“By drawing on and tasking the technical support of the NASA Engineering and Safety Center, the panel will have a deep capacity to conduct comprehensive, independent, external oversight of our safety systems, operations and culture.

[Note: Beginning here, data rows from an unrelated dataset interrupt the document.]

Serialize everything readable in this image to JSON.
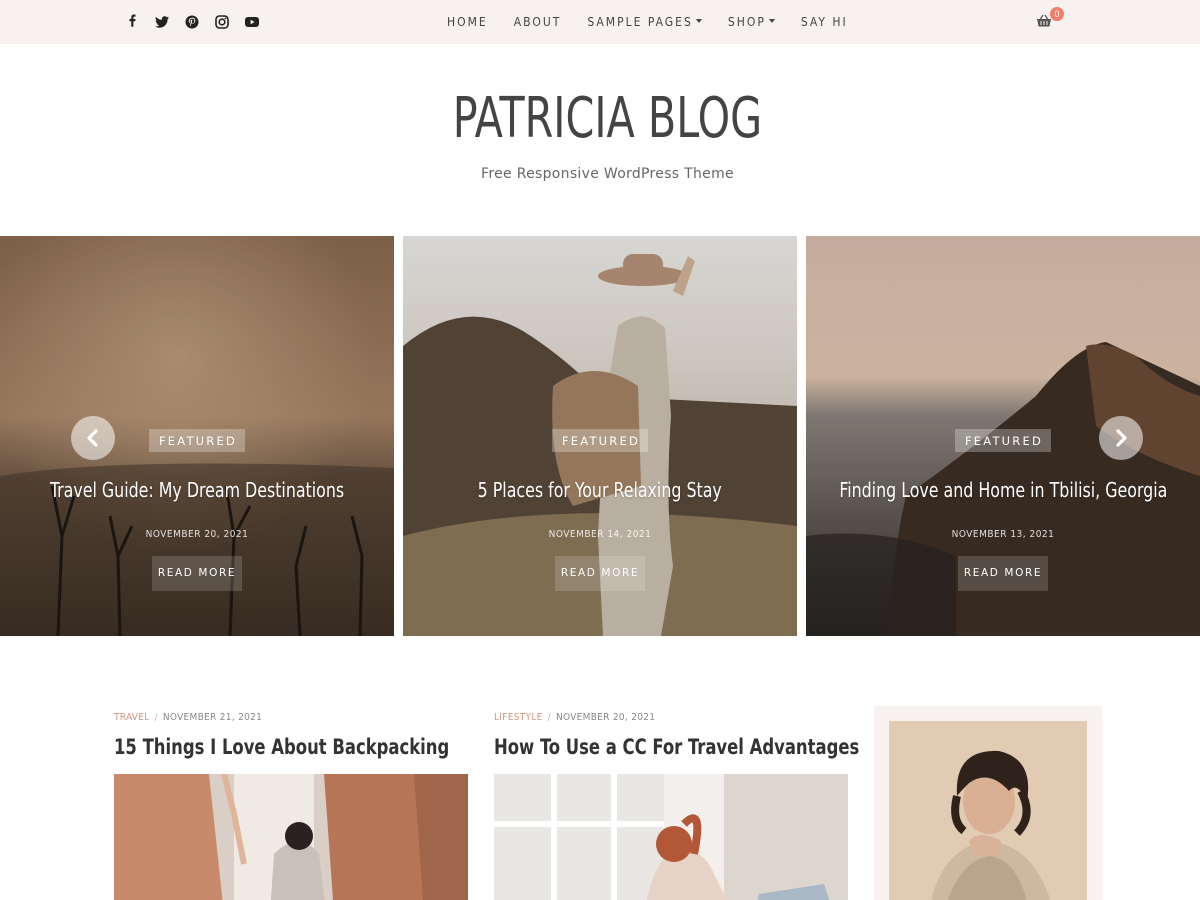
{
  "topbar": {
    "social_icons": [
      "facebook-icon",
      "twitter-icon",
      "pinterest-icon",
      "instagram-icon",
      "youtube-icon"
    ],
    "nav": [
      {
        "label": "HOME",
        "has_dropdown": false
      },
      {
        "label": "ABOUT",
        "has_dropdown": false
      },
      {
        "label": "SAMPLE PAGES",
        "has_dropdown": true
      },
      {
        "label": "SHOP",
        "has_dropdown": true
      },
      {
        "label": "SAY HI",
        "has_dropdown": false
      }
    ],
    "cart_count": "0",
    "colors": {
      "bar_bg": "#f7f2ef",
      "badge": "#ef7f6b"
    }
  },
  "branding": {
    "title": "PATRICIA BLOG",
    "tagline": "Free Responsive WordPress Theme"
  },
  "slider": {
    "slides": [
      {
        "badge": "FEATURED",
        "title": "Travel Guide: My Dream Destinations",
        "date": "NOVEMBER 20, 2021",
        "button": "READ MORE"
      },
      {
        "badge": "FEATURED",
        "title": "5 Places for Your Relaxing Stay",
        "date": "NOVEMBER 14, 2021",
        "button": "READ MORE"
      },
      {
        "badge": "FEATURED",
        "title": "Finding Love and Home in Tbilisi, Georgia",
        "date": "NOVEMBER 13, 2021",
        "button": "READ MORE"
      }
    ],
    "prev_icon": "chevron-left-icon",
    "next_icon": "chevron-right-icon"
  },
  "posts": [
    {
      "category": "TRAVEL",
      "date": "NOVEMBER 21, 2021",
      "title": "15 Things I Love About Backpacking"
    },
    {
      "category": "LIFESTYLE",
      "date": "NOVEMBER 20, 2021",
      "title": "How To Use a CC For Travel Advantages"
    }
  ],
  "accent_color": "#d0977e"
}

We welcome the members’ active participation in our efforts to emerge from the Columbia tragedy a smarter, stronger and safer agency dedicated to exploration,” said Administrator O’Keefe.

In late September 2003, 11 ASAP members and consultants resigned in the wake of the Columbia accident.

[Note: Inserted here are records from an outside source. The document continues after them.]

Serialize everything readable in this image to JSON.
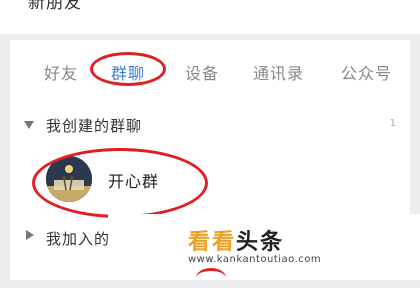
{
  "top": {
    "partial_text": "新朋友"
  },
  "tabs": [
    {
      "label": "好友",
      "active": false
    },
    {
      "label": "群聊",
      "active": true
    },
    {
      "label": "设备",
      "active": false
    },
    {
      "label": "通讯录",
      "active": false
    },
    {
      "label": "公众号",
      "active": false
    }
  ],
  "created_group": {
    "title": "我创建的群聊",
    "count": "1",
    "items": [
      {
        "name": "开心群",
        "avatar_icon": "moon-night-avatar-icon"
      }
    ]
  },
  "joined_group": {
    "title": "我加入的群聊"
  },
  "watermark": {
    "title_part1": "看看",
    "title_part2": "头条",
    "url": "www.kankantoutiao.com"
  },
  "colors": {
    "accent_blue": "#3a7fd5",
    "annotation_red": "#e02020",
    "watermark_orange": "#f0a020"
  }
}
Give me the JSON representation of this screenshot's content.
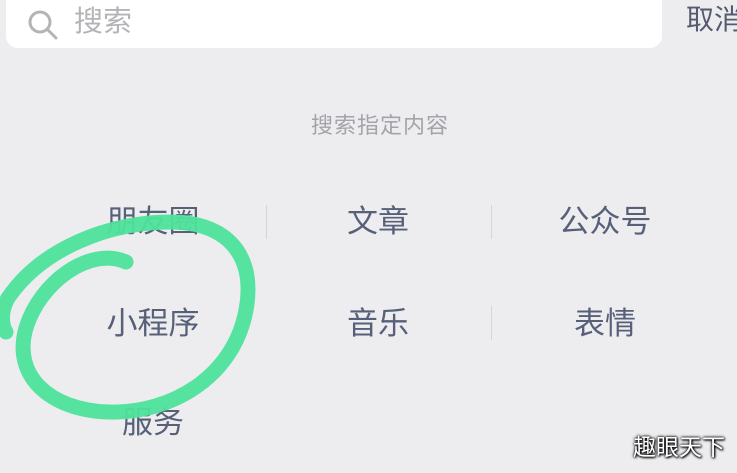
{
  "search": {
    "placeholder": "搜索",
    "cancel_label": "取消",
    "icon": "search-icon"
  },
  "section": {
    "title": "搜索指定内容"
  },
  "categories": [
    {
      "label": "朋友圈"
    },
    {
      "label": "文章"
    },
    {
      "label": "公众号"
    },
    {
      "label": "小程序"
    },
    {
      "label": "音乐"
    },
    {
      "label": "表情"
    },
    {
      "label": "服务"
    }
  ],
  "watermark": {
    "text": "趣眼天下"
  },
  "colors": {
    "background": "#ededf0",
    "item_text": "#576078",
    "annotation": "#4ee39a"
  }
}
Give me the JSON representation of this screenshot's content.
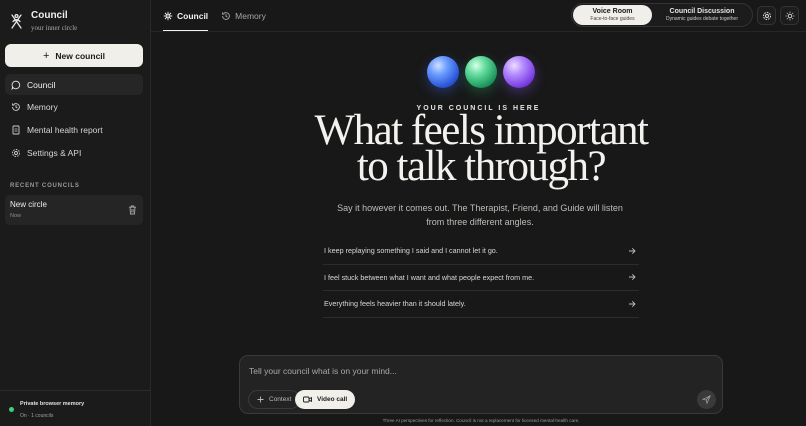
{
  "app": {
    "title": "Council",
    "subtitle": "your inner circle"
  },
  "sidebar": {
    "new_council_label": "New council",
    "items": [
      {
        "label": "Council",
        "icon": "chat-bubble-icon",
        "active": true
      },
      {
        "label": "Memory",
        "icon": "history-icon",
        "active": false
      },
      {
        "label": "Mental health report",
        "icon": "report-icon",
        "active": false
      },
      {
        "label": "Settings & API",
        "icon": "gear-icon",
        "active": false
      }
    ],
    "recent_title": "RECENT COUNCILS",
    "recent": [
      {
        "name": "New circle",
        "time": "Now"
      }
    ],
    "footer": {
      "title": "Private browser memory",
      "status": "On · 1 councils",
      "status_color": "#3fcf7a"
    }
  },
  "header": {
    "tabs": [
      {
        "label": "Council",
        "icon": "sparkle-icon",
        "active": true
      },
      {
        "label": "Memory",
        "icon": "history-icon",
        "active": false
      }
    ],
    "modes": [
      {
        "title": "Voice Room",
        "subtitle": "Face-to-face guides",
        "selected": true
      },
      {
        "title": "Council Discussion",
        "subtitle": "Dynamic guides debate together",
        "selected": false
      }
    ]
  },
  "hero": {
    "orbs": [
      "blue",
      "green",
      "purple"
    ],
    "eyebrow": "YOUR COUNCIL IS HERE",
    "headline_line1": "What feels important",
    "headline_line2": "to talk through?",
    "subtext": "Say it however it comes out. The Therapist, Friend, and Guide will listen from three different angles."
  },
  "prompts": [
    "I keep replaying something I said and I cannot let it go.",
    "I feel stuck between what I want and what people expect from me.",
    "Everything feels heavier than it should lately."
  ],
  "composer": {
    "placeholder": "Tell your council what is on your mind...",
    "context_label": "Context",
    "video_label": "Video call"
  },
  "disclaimer": "Three AI perspectives for reflection. Council is not a replacement for licensed mental-health care.",
  "colors": {
    "accent_light": "#f1efea",
    "background": "#181818",
    "status_green": "#3fcf7a"
  }
}
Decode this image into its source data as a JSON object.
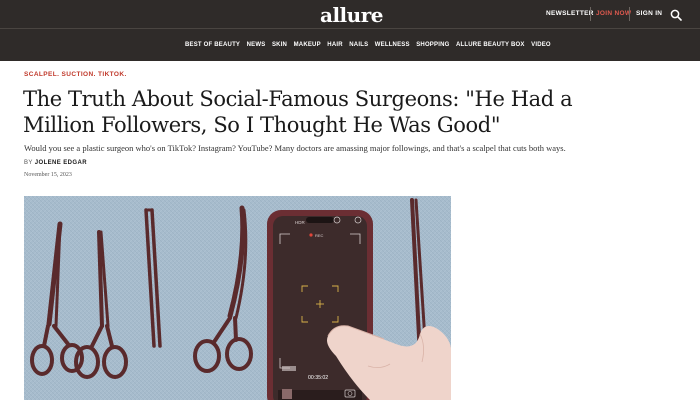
{
  "header": {
    "logo": "allure",
    "newsletter_label": "NEWSLETTER",
    "join_label": "JOIN NOW",
    "signin_label": "SIGN IN"
  },
  "nav": {
    "items": [
      "BEST OF BEAUTY",
      "NEWS",
      "SKIN",
      "MAKEUP",
      "HAIR",
      "NAILS",
      "WELLNESS",
      "SHOPPING",
      "ALLURE BEAUTY BOX",
      "VIDEO"
    ]
  },
  "article": {
    "kicker": "SCALPEL. SUCTION. TIKTOK.",
    "headline": "The Truth About Social-Famous Surgeons: \"He Had a Million Followers, So I Thought He Was Good\"",
    "dek": "Would you see a plastic surgeon who's on TikTok? Instagram? YouTube? Many doctors are amassing major followings, and that's a scalpel that cuts both ways.",
    "byline_prefix": "BY",
    "author": "JOLENE EDGAR",
    "date": "November 15, 2023"
  },
  "hero": {
    "phone_hdr_label": "HDR",
    "rec_label": "REC",
    "timer": "00:35:02"
  },
  "colors": {
    "header_bg": "#2f2b29",
    "accent_red": "#c0392b",
    "join_red": "#e05a4f",
    "drape_blue": "#a7bccd",
    "instrument": "#5a2a2c"
  },
  "icons": [
    "search-icon",
    "record-dot-icon",
    "focus-frame-icon",
    "camera-icon"
  ]
}
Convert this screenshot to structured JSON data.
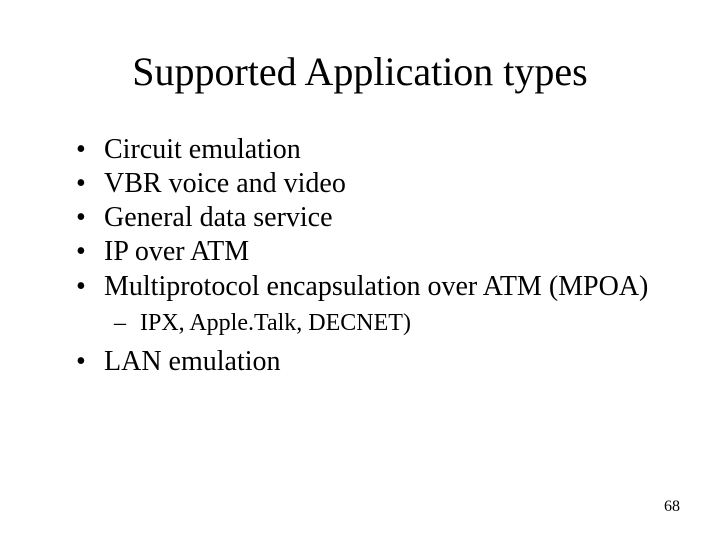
{
  "title": "Supported Application types",
  "bullets": {
    "b0": "Circuit emulation",
    "b1": "VBR voice and video",
    "b2": "General data service",
    "b3": "IP over ATM",
    "b4": "Multiprotocol encapsulation over ATM (MPOA)",
    "sub0": "IPX, Apple.Talk, DECNET)",
    "b5": "LAN emulation"
  },
  "page_number": "68"
}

The new ASAP members are:

Rear Admiral Walt Cantrell, USN (Ret)

Former Commander, Space and Naval Warfare Systems Command
Member, NASA Stafford-Covey Return to Flight Task Group
Former NASA Aerospace Safety Advisory Panel member

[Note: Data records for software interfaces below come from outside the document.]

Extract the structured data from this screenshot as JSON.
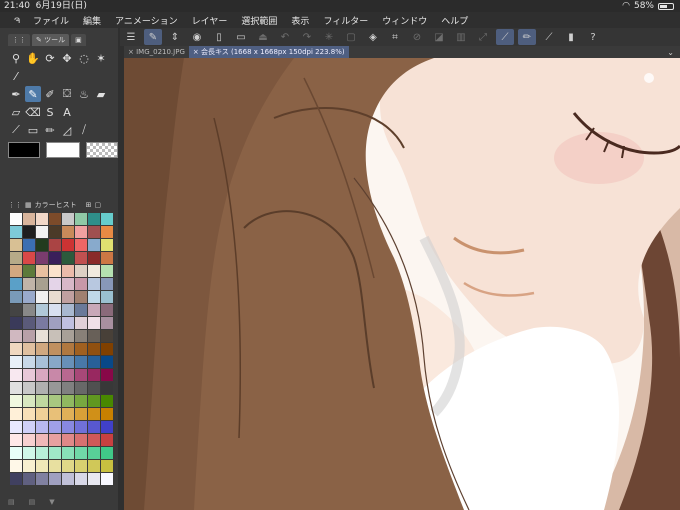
{
  "status": {
    "time": "21:40",
    "date": "6月19日(日)",
    "battery": "58%",
    "battery_level": 0.58
  },
  "menu": [
    "ファイル",
    "編集",
    "アニメーション",
    "レイヤー",
    "選択範囲",
    "表示",
    "フィルター",
    "ウィンドウ",
    "ヘルプ"
  ],
  "toolbar": {
    "icons": [
      "menu-icon",
      "edit-icon",
      "updown-icon",
      "camera-icon",
      "new-doc-icon",
      "open-icon",
      "save-icon",
      "undo-icon",
      "redo-icon",
      "spinner-icon",
      "fill-icon",
      "transform-icon",
      "deselect-icon",
      "invert-icon",
      "lock-icon",
      "expand-icon",
      "pen-check-icon",
      "brush-icon",
      "ruler-icon",
      "device-icon",
      "help-icon"
    ]
  },
  "tool_panel": {
    "tab_label": "ツール",
    "tools": [
      "magnify-icon",
      "hand-icon",
      "rotate-icon",
      "move-icon",
      "lasso-icon",
      "wand-icon",
      "eyedropper-icon",
      "",
      "",
      "",
      "",
      "",
      "pen-icon",
      "pencil-icon",
      "brush-icon",
      "airbrush-icon",
      "blend-icon",
      "fill-icon",
      "gradient-icon",
      "erase-icon",
      "figure-icon",
      "text-icon",
      "",
      "",
      "line-icon",
      "frame-icon",
      "pen2-icon",
      "fill2-icon",
      "ruler-icon",
      ""
    ]
  },
  "color_panel": {
    "tab_label": "カラーヒスト",
    "colors": [
      "#ffffff",
      "#d9b59c",
      "#f2d8c8",
      "#7c4b2a",
      "#c9c9c9",
      "#8fc9a6",
      "#2f8f8a",
      "#66cccc",
      "#7ecad8",
      "#1f1f1f",
      "#f2f2f2",
      "#4b3a28",
      "#c88a5a",
      "#f0a0a0",
      "#a05050",
      "#e88a44",
      "#d8c094",
      "#3b6fb2",
      "#223b1e",
      "#aa4444",
      "#cc3333",
      "#ee6666",
      "#88aacc",
      "#e0e070",
      "#b6aa88",
      "#d84848",
      "#7a3c6e",
      "#3a1f5a",
      "#2c5a3c",
      "#c05050",
      "#8a2a2a",
      "#cc7744",
      "#d2a880",
      "#5c7a3a",
      "#e8c0a0",
      "#fbe2cc",
      "#ebbbaa",
      "#ddd0c4",
      "#f0eadf",
      "#b4e0b0",
      "#5aa0c8",
      "#c0b4a8",
      "#a8a090",
      "#e4d4e8",
      "#d8b8c8",
      "#c898a8",
      "#b8c8e0",
      "#8898b8",
      "#7a9ab8",
      "#99aacc",
      "#f0f0f0",
      "#e8dcd0",
      "#c0a0a0",
      "#a08070",
      "#bfd8e8",
      "#9ac0d0",
      "#444444",
      "#888888",
      "#b0c8d8",
      "#d8e0f0",
      "#a8b8d0",
      "#6a7a9a",
      "#c8a8b8",
      "#8a6a7a",
      "#3a3a5a",
      "#5a5a7a",
      "#7a7aa0",
      "#a0a0c0",
      "#c0c0e0",
      "#e0d0d8",
      "#f0e0e8",
      "#a890a0",
      "#d0b8c0",
      "#b8a0a8",
      "#e8e0d8",
      "#c8c0b8",
      "#a8a098",
      "#888078",
      "#686058",
      "#484038",
      "#f0d8c0",
      "#e0c0a0",
      "#d0a880",
      "#c09060",
      "#b07840",
      "#a06020",
      "#905010",
      "#804000",
      "#e8f0f8",
      "#c8d8e8",
      "#a8c0d8",
      "#88a8c8",
      "#6890b8",
      "#4878a8",
      "#286098",
      "#084888",
      "#f8e8f0",
      "#e8c8d8",
      "#d8a8c0",
      "#c888a8",
      "#b86890",
      "#a84878",
      "#982860",
      "#880848",
      "#e0e0e0",
      "#c8c8c8",
      "#b0b0b0",
      "#989898",
      "#808080",
      "#686868",
      "#505050",
      "#383838",
      "#f0f8e0",
      "#d8e8c0",
      "#c0d8a0",
      "#a8c880",
      "#90b860",
      "#78a840",
      "#609820",
      "#488800",
      "#fff0d8",
      "#f8e0b8",
      "#f0d098",
      "#e8c078",
      "#e0b058",
      "#d8a038",
      "#d09018",
      "#c88000",
      "#e8e8ff",
      "#d0d0f8",
      "#b8b8f0",
      "#a0a0e8",
      "#8888e0",
      "#7070d8",
      "#5858d0",
      "#4040c8",
      "#ffe8e8",
      "#f8d0d0",
      "#f0b8b8",
      "#e8a0a0",
      "#e08888",
      "#d87070",
      "#d05858",
      "#c84040",
      "#e8fff8",
      "#d0f8e8",
      "#b8f0d8",
      "#a0e8c8",
      "#88e0b8",
      "#70d8a8",
      "#58d098",
      "#40c888",
      "#fff8e8",
      "#f8f0d0",
      "#f0e8b8",
      "#e8e0a0",
      "#e0d888",
      "#d8d070",
      "#d0c858",
      "#c8c040",
      "#404060",
      "#606080",
      "#8080a0",
      "#a0a0c0",
      "#c0c0d8",
      "#d8d8e8",
      "#e8e8f0",
      "#f8f8ff"
    ]
  },
  "doc_tabs": [
    "IMG_0210.JPG",
    "会長キス (1668 x 1668px 150dpi 223.8%)"
  ]
}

Vice Admiral Joe Dyer, USN (Ret)

Former Commander, Naval Air Systems Command
General Manager, Military Systems Division, iRobot Corporation

Augustine Esogbue, Ph.D.

Professor and Director, Intelligent Systems & Controls Laboratory, School of
Industrial and Systems Engineering, Georgia Institute of Technology
Fellow, American Association for the Advancement of Science

Major General Rusty Gideon, USAF (Ret)

Former Commander, U.S. Air Force Safety Center, and USAF Chief of Safety
Former Director of Operations, Headquarters Air Force Materiel Command
Former Commander, Foreign Aerospace Science and Technology Center

Deborah Grubbe

DuPont Corporate Director — Safety and Health
Member, National Academy of Sciences
Former consultant, Columbia Accident Investigation Board

Rosemary O?Leary, J.D., Ph.D.

Professor of Public Administration and Political Science, Maxwell School of
Citizenship and Public Affairs at Syracuse University, New York
Member, NASA Stafford-Covey Return to Flight Task Group

John Marshall

Delta Airlines, Vice President Corporate Safety and Compliance, Atlanta
Co-chair, Commercial Aviation Safety Team
Board member, National Defense Transportation Association

Steve Wallace

Director, Office of Accident Investigation, Federal Aviation Administration
FAA representative to National Transportation Safety Board
Former Columbia Accident Investigation Board member

Rick Williams

Corporate Safety Director, Alcoa, New York
Former Director, Human Resources, Alcoa Primary Metals, Knoxville, Tenn.

Brigadier General Joseph Smith, USA — Ex-Officio Member

Director, U.S. Army Safety Center, Fort Rucker, Ala.

The new ASAP will begin with the original charter, signed by then-NASA Administrator James E. Webb. New provisions help assure an independent, long-term oversight of the agency’s safety policies and programs. Some of the revisions include:

* The new ASAP will report quarterly instead of annually
* The term for new members is two years, extendable to a maximum of six years in order to stagger terms of service and ensure a fresh perspective at regular intervals
* The new ASAP focuses on NASA’s safety and quality systems. ASAP will focus on industrial and systems safety, risk management, trend analysis and the management of these activities

“We’ve taken extra steps to ensure the independence of this panel,” said Associate Administrator for Safety and Mission Assurance Bryan O’Connor. “While the original law and the new charter allow for NASA members, none of the new members is a current or former agency employee or contractor.”

The new ASAP is also expected to play an important role in the ongoing safety assessment and review of the Space Shuttle program after Return to Flight. “We intend for the ASAP to oversee our implementation of the Columbia Accident Investigation Board’s recommendations long after the work of the Stafford-Covey Return to Flight Task Group is completed,” added Administrator O’Keefe. “Our intent is to institutionalize a renewed commitment to safety, and the panel will help us assure that we follow through on that objective.”

The new Aerospace Safety Advisory Panel charter and member biographies are available on the Internet, at:

Original Source: NASA News Release